For years, the Remount Foundation has supported the Wounded Warrior Wellness Program at the United States Air Force Academy with great success. Many veterans use the program to support their traditional mental health care and enjoy the very different focus and approach the equine assisted learning offers.
The success stories are unbelievable!
The suffering our veterans go through, the often-despicable abandonment when these soldiers need support the most, the isolation, and the often-destructive neuro conditions they have to handle are passed what humans should have to encounter.
I have worked with veterans and for the program for over seven years. I have spent hours in the saddle letting the electromagnetic field of the horse do its magic and the trails their therapeutic mastery.
Working one on one to support their individual needs was powerful and helpful to most, however, almost every single one voiced a concern for not being able to reconnect with their partner and their family. Most were worried about what their spouses had to endure and their children had to go through because of the trauma they had to work through.
Most sessions the veteran mentioned these worries which made me think that our program had limits to what we were supporting and helping with.
What about the families of the warrior? What about the caretaker who woke up to the nightmares and had to calm their spouse but still function in the morning to get the kids to school?

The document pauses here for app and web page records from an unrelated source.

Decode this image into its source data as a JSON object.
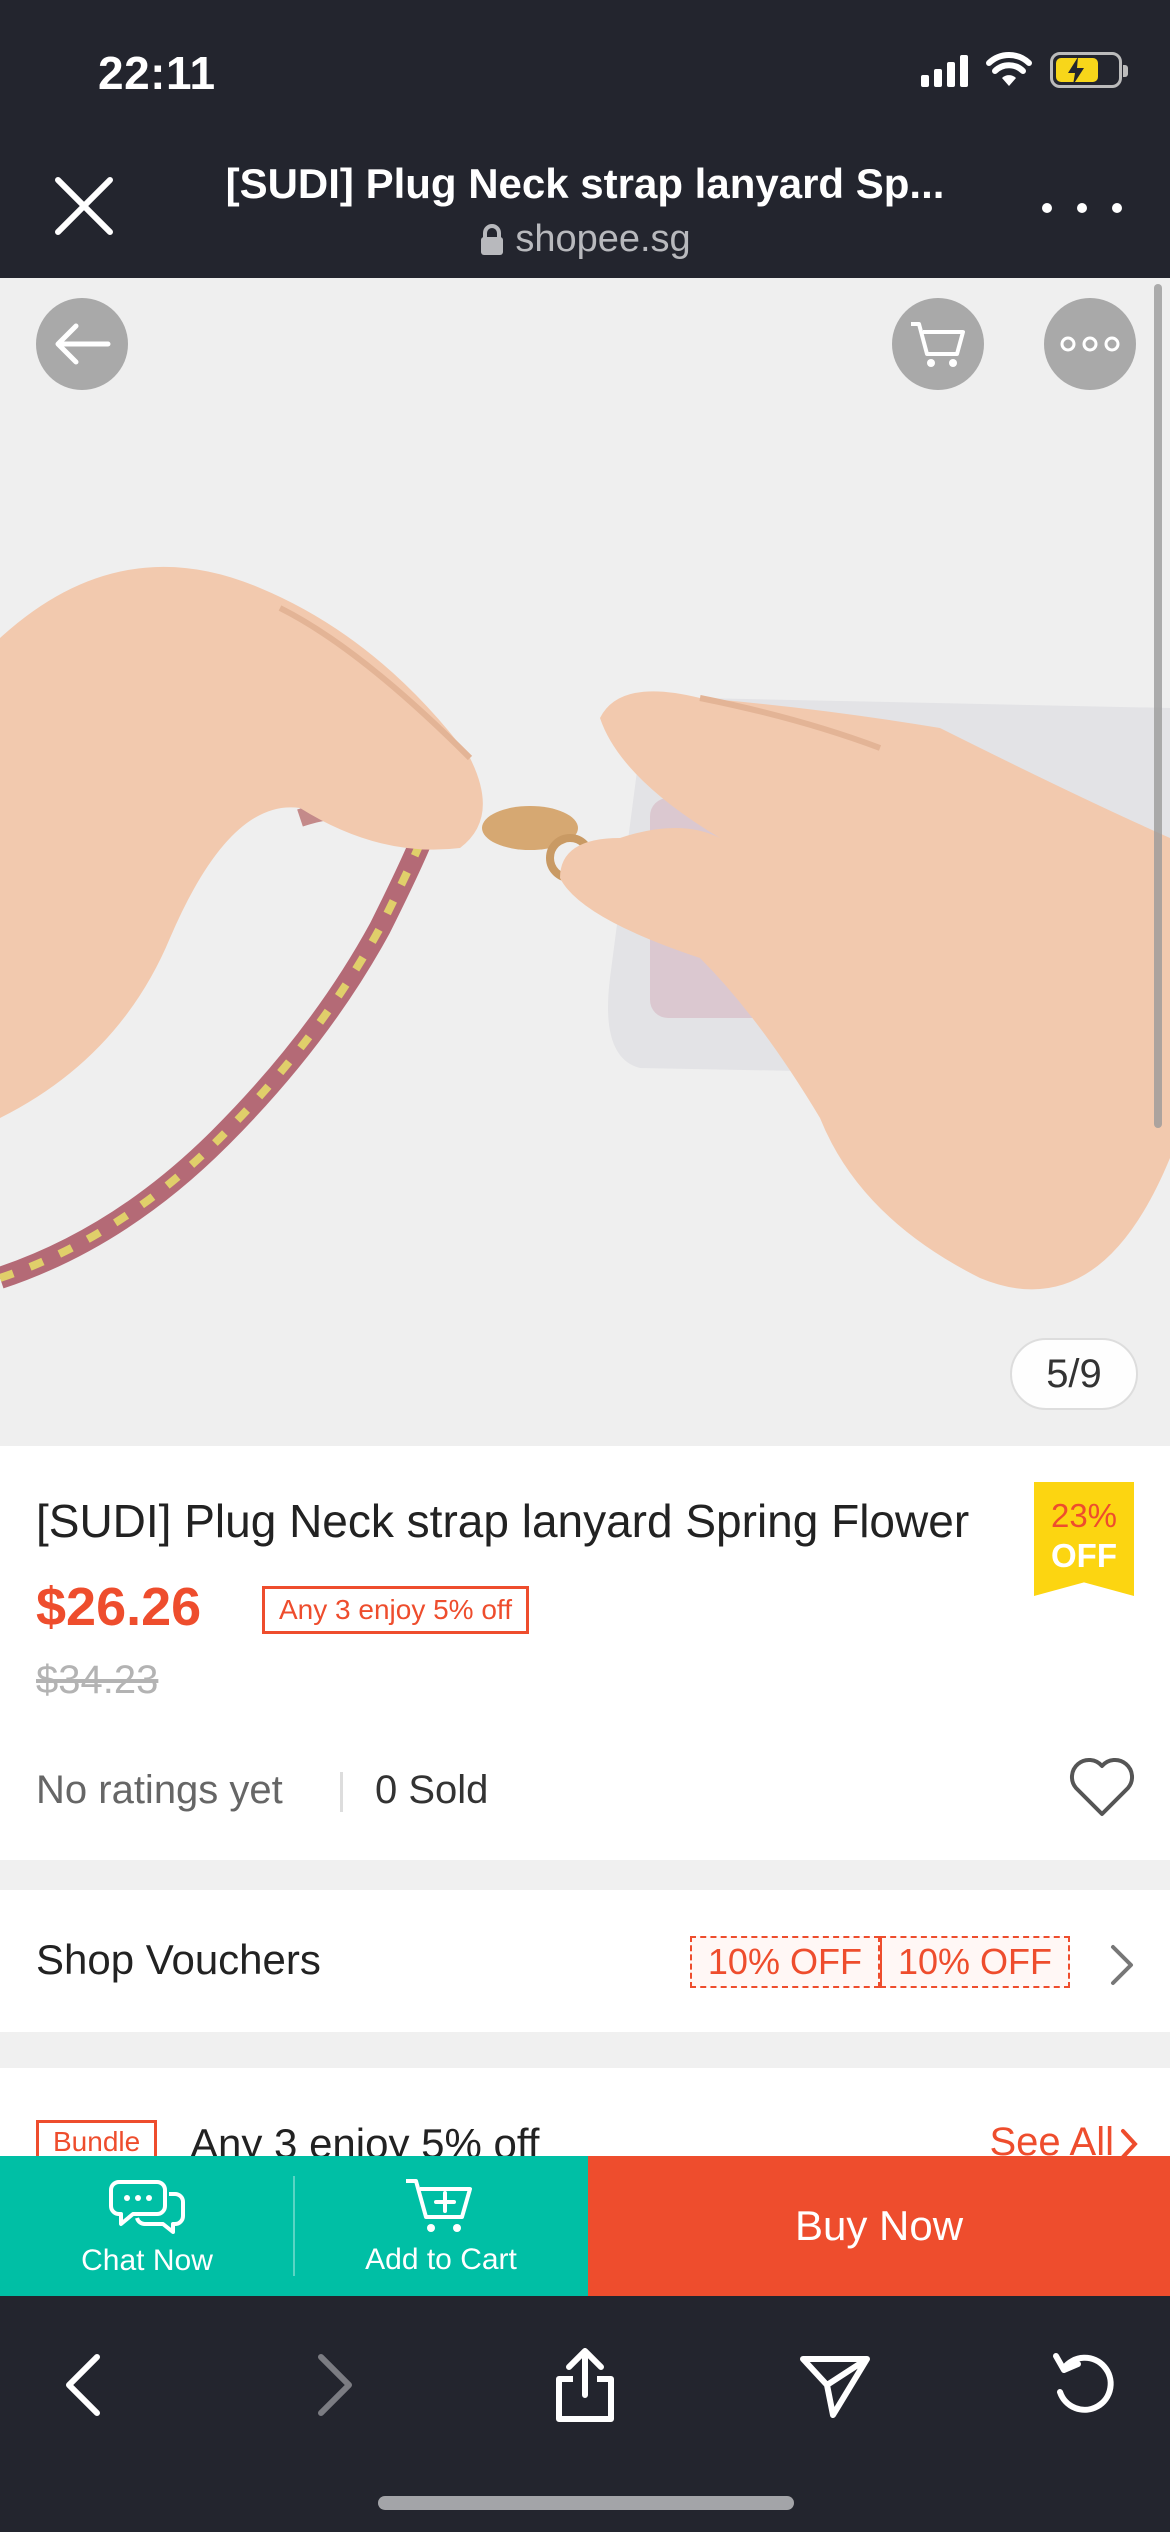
{
  "status_bar": {
    "time": "22:11"
  },
  "browser": {
    "title": "[SUDI] Plug Neck strap lanyard Sp...",
    "url": "shopee.sg"
  },
  "gallery": {
    "page_indicator": "5/9"
  },
  "product": {
    "title": "[SUDI] Plug Neck strap lanyard Spring Flower",
    "discount_pct": "23%",
    "discount_off": "OFF",
    "price": "$26.26",
    "promo_badge": "Any 3 enjoy 5% off",
    "original_price": "$34.23",
    "ratings": "No ratings yet",
    "sold": "0 Sold"
  },
  "vouchers": {
    "label": "Shop Vouchers",
    "tags": [
      "10% OFF",
      "10% OFF"
    ]
  },
  "bundle": {
    "badge": "Bundle",
    "text": "Any 3 enjoy 5% off",
    "see_all": "See All"
  },
  "actions": {
    "chat": "Chat Now",
    "cart": "Add to Cart",
    "buy": "Buy Now"
  },
  "colors": {
    "brand_orange": "#ee4d2d",
    "teal": "#00bfa5",
    "discount_yellow": "#fcd511",
    "chrome_dark": "#23252e"
  },
  "icons": {
    "close": "close-icon",
    "more": "more-dots-icon",
    "back": "back-arrow-icon",
    "cart": "cart-icon",
    "options": "more-dots-icon",
    "heart": "heart-icon",
    "chat": "chat-bubbles-icon",
    "add_cart": "cart-plus-icon",
    "share": "share-icon",
    "send": "send-icon",
    "reload": "reload-icon"
  }
}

What about the children who did not understand why a family members’ personality changed and needed so much more time alone and away?
What were we doing for the tribe of the warrior?
The answer was not much.
Yes, of course we invite families to come out and ‘hang out’ around horses and the healthy environment, but structured planned support to help families reconnect was not yet part of the program.
When I worked through this notion with Jeanne Springer the co-founder and program director of the Remount Foundation, she full heartedly agreed that Horse Boy (soon ATHENA) would be a great match, and addition to the already existing work we do. It would expand our tool box to reach even more families and support more individual needs.
Remount Foundation agreed to finance the training of volunteers and the president even provided ribs the second day of training.
All together we had ten people train in Horse Boy 1 from age 15-73.
An amazing crew of equine specialists, passionate volunteers, and educators took a two-day training at the USAFA Equestrian Center, starting off at 65 degrees and braving a 19-degree snowstorm the second day!
Engagement was incredible, collaboration, sharing of tools and experiences helped everybody grow and feel empowered and encouraged.
Discussions went from very depressing issues of suicide rates exploding 200% in 10-14 years old teens, to individual experiences of PTSD, trauma, to encouraging success stories with grouchy donkeys ‘loveing’ on needy people, endless healing horse rides, environment and freedom experiences, and the heart of it all connection building.
The similarities between autism, depression, and PTSD were stunning to me.
My own daughter volunteered, and a while ago was also diagnosed with severe depression and a quote came to mind for all of these conditions, they have to “overcome paralyzing, neurologically driven anxiety and fear.” (Isaacson, R. The Horse Boy, Back Bay Books, 2009) and ATHENA’s (Horse Boy’s) strategies and tools can help overcome this.
Some incredibly clever combination of former knowledge changed the way we can help with neurological challenges.
Let the journey begin!